§ EXERCISE PROMPT: Every record below is to be copied exactly, with its images omitted.

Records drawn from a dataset
______________________________
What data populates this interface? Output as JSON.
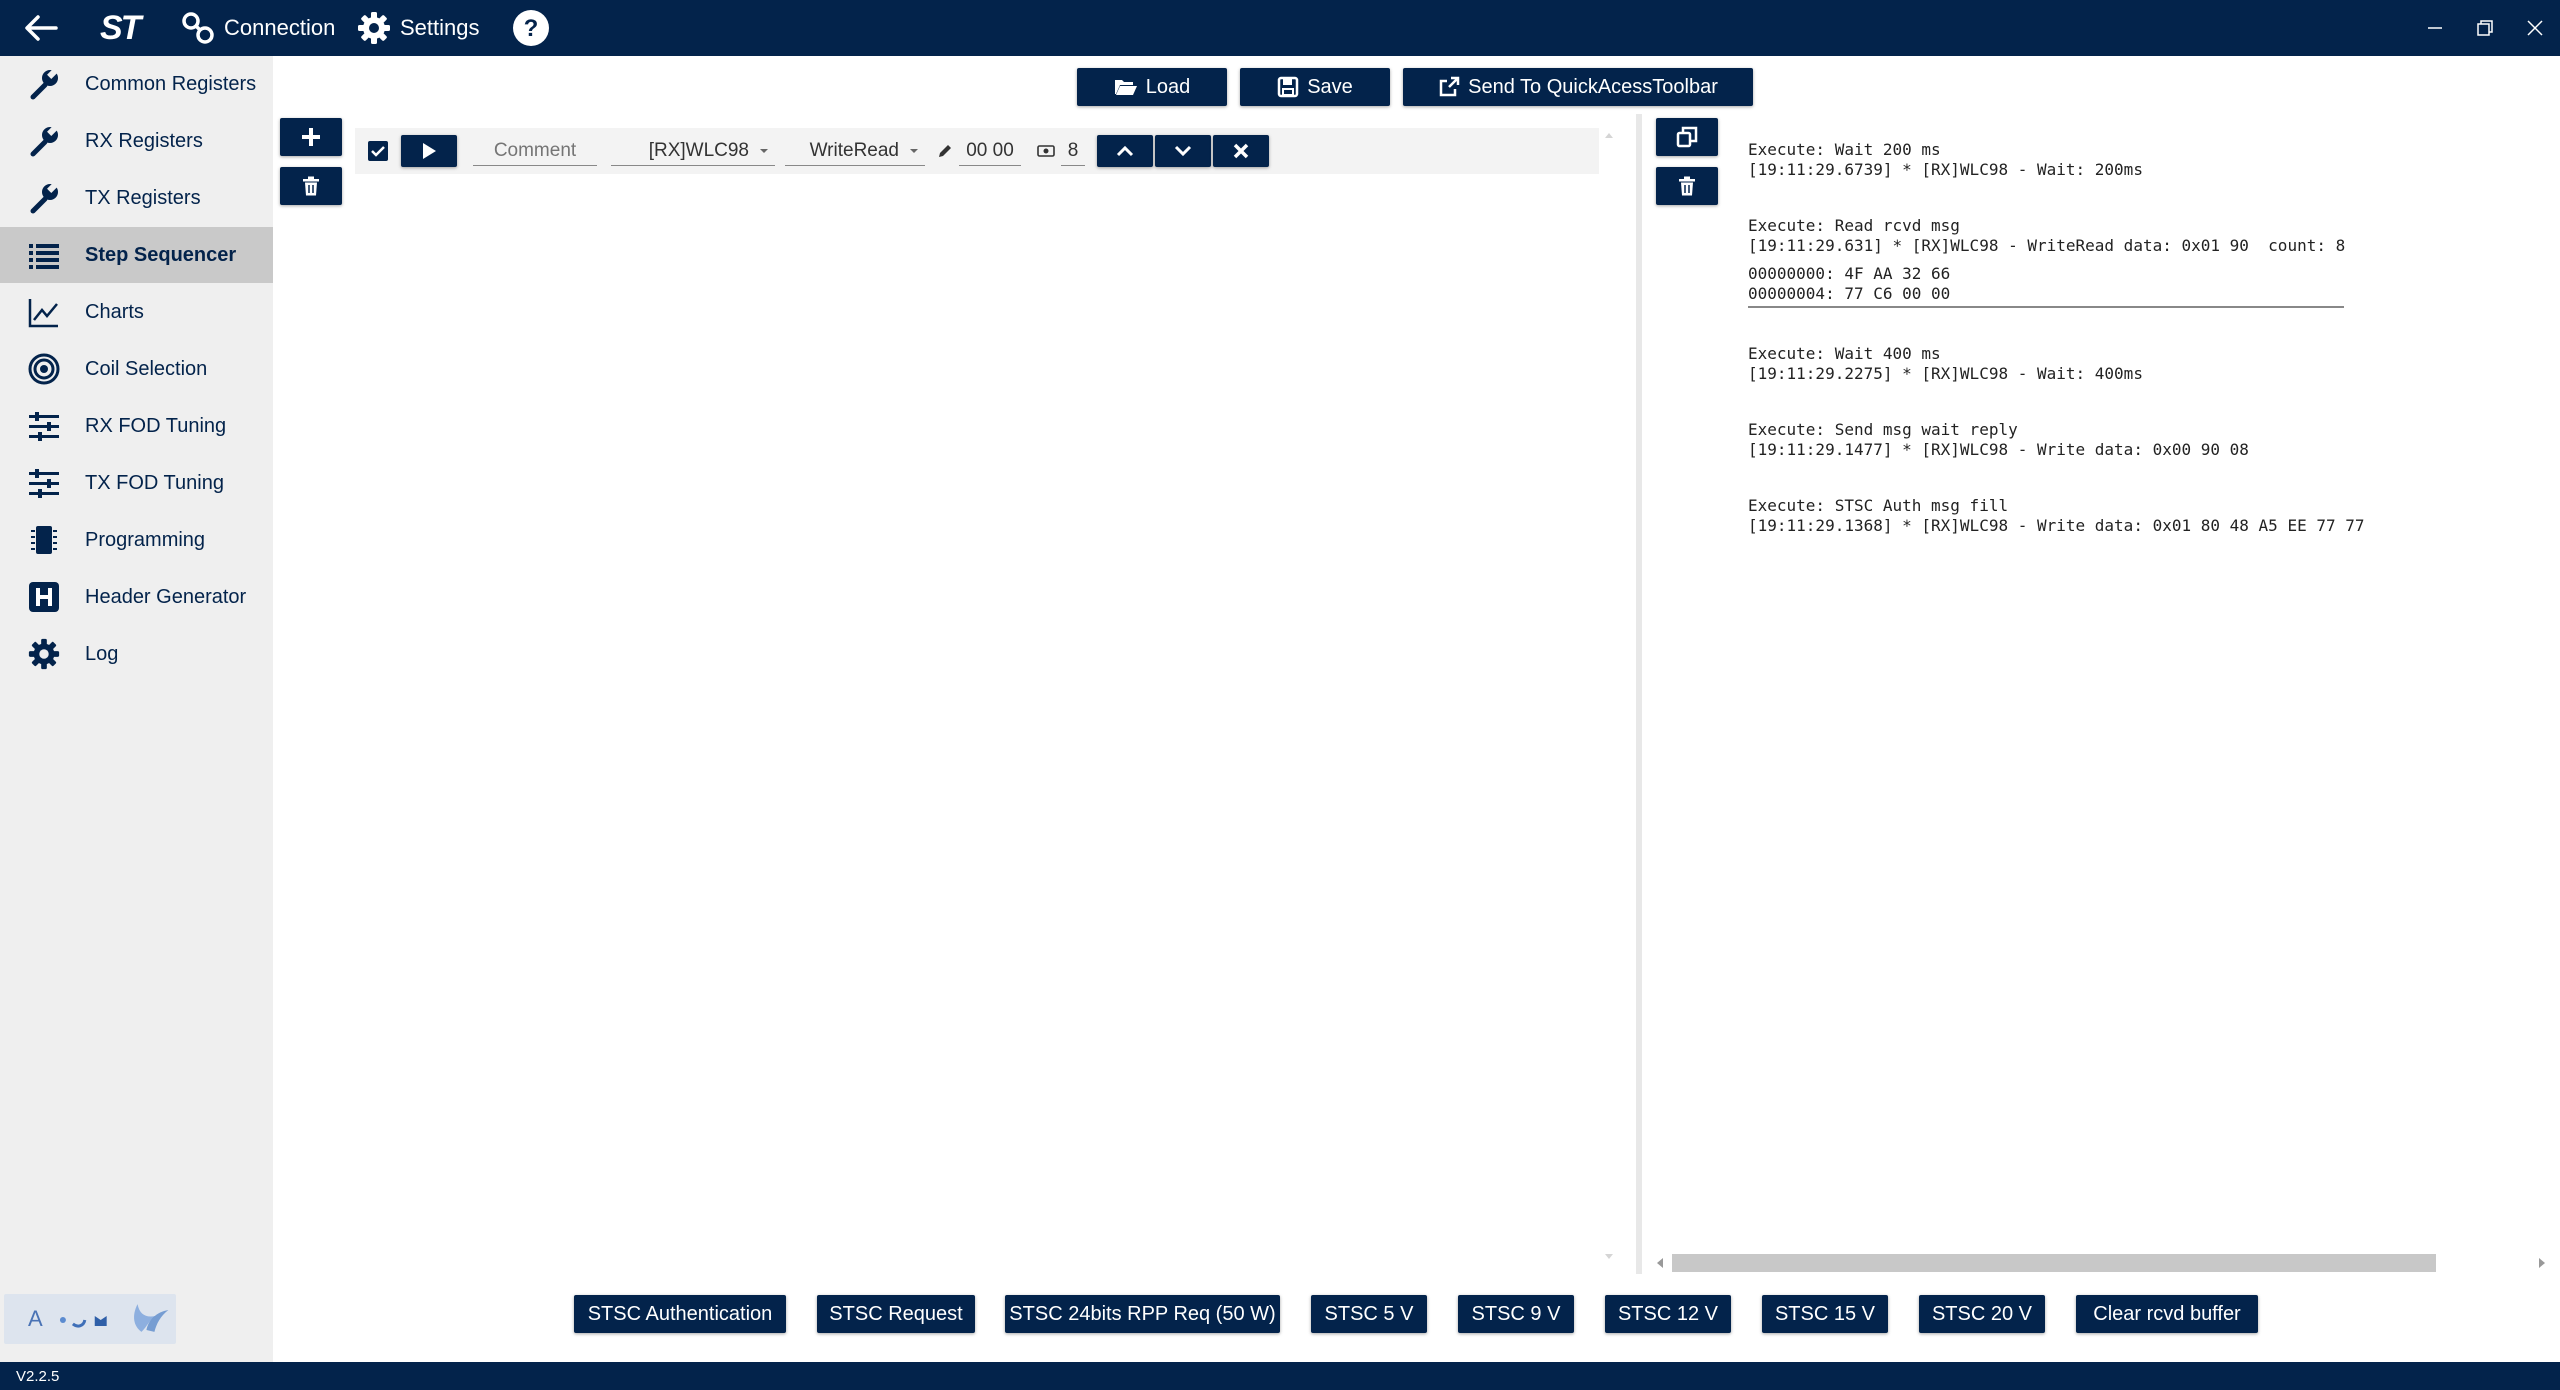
{
  "titlebar": {
    "connection_label": "Connection",
    "settings_label": "Settings",
    "logo_text": "ST",
    "back_icon": "back-arrow-icon",
    "help_icon": "help-icon"
  },
  "sidebar": {
    "items": [
      {
        "label": "Common Registers",
        "icon": "wrench-icon"
      },
      {
        "label": "RX Registers",
        "icon": "wrench-icon"
      },
      {
        "label": "TX Registers",
        "icon": "wrench-icon"
      },
      {
        "label": "Step Sequencer",
        "icon": "list-icon",
        "active": true
      },
      {
        "label": "Charts",
        "icon": "chart-icon"
      },
      {
        "label": "Coil Selection",
        "icon": "coil-icon"
      },
      {
        "label": "RX FOD Tuning",
        "icon": "sliders-icon"
      },
      {
        "label": "TX FOD Tuning",
        "icon": "sliders-icon"
      },
      {
        "label": "Programming",
        "icon": "chip-icon"
      },
      {
        "label": "Header Generator",
        "icon": "header-h-icon"
      },
      {
        "label": "Log",
        "icon": "gear-icon"
      }
    ],
    "lang_badge": "A"
  },
  "toolbar": {
    "load_label": "Load",
    "save_label": "Save",
    "send_label": "Send To QuickAcessToolbar"
  },
  "step": {
    "checked": true,
    "comment_placeholder": "Comment",
    "device": "[RX]WLC98",
    "operation": "WriteRead",
    "data": "00 00",
    "count": "8"
  },
  "log": {
    "blocks": [
      {
        "lines": [
          "Execute: Wait 200 ms",
          "[19:11:29.6739] * [RX]WLC98 - Wait: 200ms"
        ]
      },
      {
        "lines": [
          "Execute: Read rcvd msg",
          "[19:11:29.631] * [RX]WLC98 - WriteRead data: 0x01 90  count: 8"
        ],
        "hex": [
          "00000000: 4F AA 32 66",
          "00000004: 77 C6 00 00"
        ]
      },
      {
        "lines": [
          "Execute: Wait 400 ms",
          "[19:11:29.2275] * [RX]WLC98 - Wait: 400ms"
        ]
      },
      {
        "lines": [
          "Execute: Send msg wait reply",
          "[19:11:29.1477] * [RX]WLC98 - Write data: 0x00 90 08"
        ]
      },
      {
        "lines": [
          "Execute: STSC Auth msg fill",
          "[19:11:29.1368] * [RX]WLC98 - Write data: 0x01 80 48 A5 EE 77 77"
        ]
      }
    ]
  },
  "quick_buttons": [
    "STSC Authentication",
    "STSC Request",
    "STSC 24bits RPP Req (50 W)",
    "STSC 5 V",
    "STSC 9 V",
    "STSC 12 V",
    "STSC 15 V",
    "STSC 20 V",
    "Clear rcvd buffer"
  ],
  "version": "V2.2.5",
  "colors": {
    "primary": "#03234b",
    "sidebar_bg": "#efefef",
    "active_bg": "#c9c9c9"
  }
}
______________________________
§ SOLUTION TO THIS EXERCISE:
What data populates this interface? Output as JSON.
{
  "titlebar": {
    "connection_label": "Connection",
    "settings_label": "Settings",
    "logo_text": "ST",
    "back_icon": "back-arrow-icon",
    "help_icon": "help-icon"
  },
  "sidebar": {
    "items": [
      {
        "label": "Common Registers",
        "icon": "wrench-icon"
      },
      {
        "label": "RX Registers",
        "icon": "wrench-icon"
      },
      {
        "label": "TX Registers",
        "icon": "wrench-icon"
      },
      {
        "label": "Step Sequencer",
        "icon": "list-icon",
        "active": true
      },
      {
        "label": "Charts",
        "icon": "chart-icon"
      },
      {
        "label": "Coil Selection",
        "icon": "coil-icon"
      },
      {
        "label": "RX FOD Tuning",
        "icon": "sliders-icon"
      },
      {
        "label": "TX FOD Tuning",
        "icon": "sliders-icon"
      },
      {
        "label": "Programming",
        "icon": "chip-icon"
      },
      {
        "label": "Header Generator",
        "icon": "header-h-icon"
      },
      {
        "label": "Log",
        "icon": "gear-icon"
      }
    ],
    "lang_badge": "A"
  },
  "toolbar": {
    "load_label": "Load",
    "save_label": "Save",
    "send_label": "Send To QuickAcessToolbar"
  },
  "step": {
    "checked": true,
    "comment_placeholder": "Comment",
    "device": "[RX]WLC98",
    "operation": "WriteRead",
    "data": "00 00",
    "count": "8"
  },
  "log": {
    "blocks": [
      {
        "lines": [
          "Execute: Wait 200 ms",
          "[19:11:29.6739] * [RX]WLC98 - Wait: 200ms"
        ]
      },
      {
        "lines": [
          "Execute: Read rcvd msg",
          "[19:11:29.631] * [RX]WLC98 - WriteRead data: 0x01 90  count: 8"
        ],
        "hex": [
          "00000000: 4F AA 32 66",
          "00000004: 77 C6 00 00"
        ]
      },
      {
        "lines": [
          "Execute: Wait 400 ms",
          "[19:11:29.2275] * [RX]WLC98 - Wait: 400ms"
        ]
      },
      {
        "lines": [
          "Execute: Send msg wait reply",
          "[19:11:29.1477] * [RX]WLC98 - Write data: 0x00 90 08"
        ]
      },
      {
        "lines": [
          "Execute: STSC Auth msg fill",
          "[19:11:29.1368] * [RX]WLC98 - Write data: 0x01 80 48 A5 EE 77 77"
        ]
      }
    ]
  },
  "quick_buttons": [
    "STSC Authentication",
    "STSC Request",
    "STSC 24bits RPP Req (50 W)",
    "STSC 5 V",
    "STSC 9 V",
    "STSC 12 V",
    "STSC 15 V",
    "STSC 20 V",
    "Clear rcvd buffer"
  ],
  "version": "V2.2.5",
  "colors": {
    "primary": "#03234b",
    "sidebar_bg": "#efefef",
    "active_bg": "#c9c9c9"
  }
}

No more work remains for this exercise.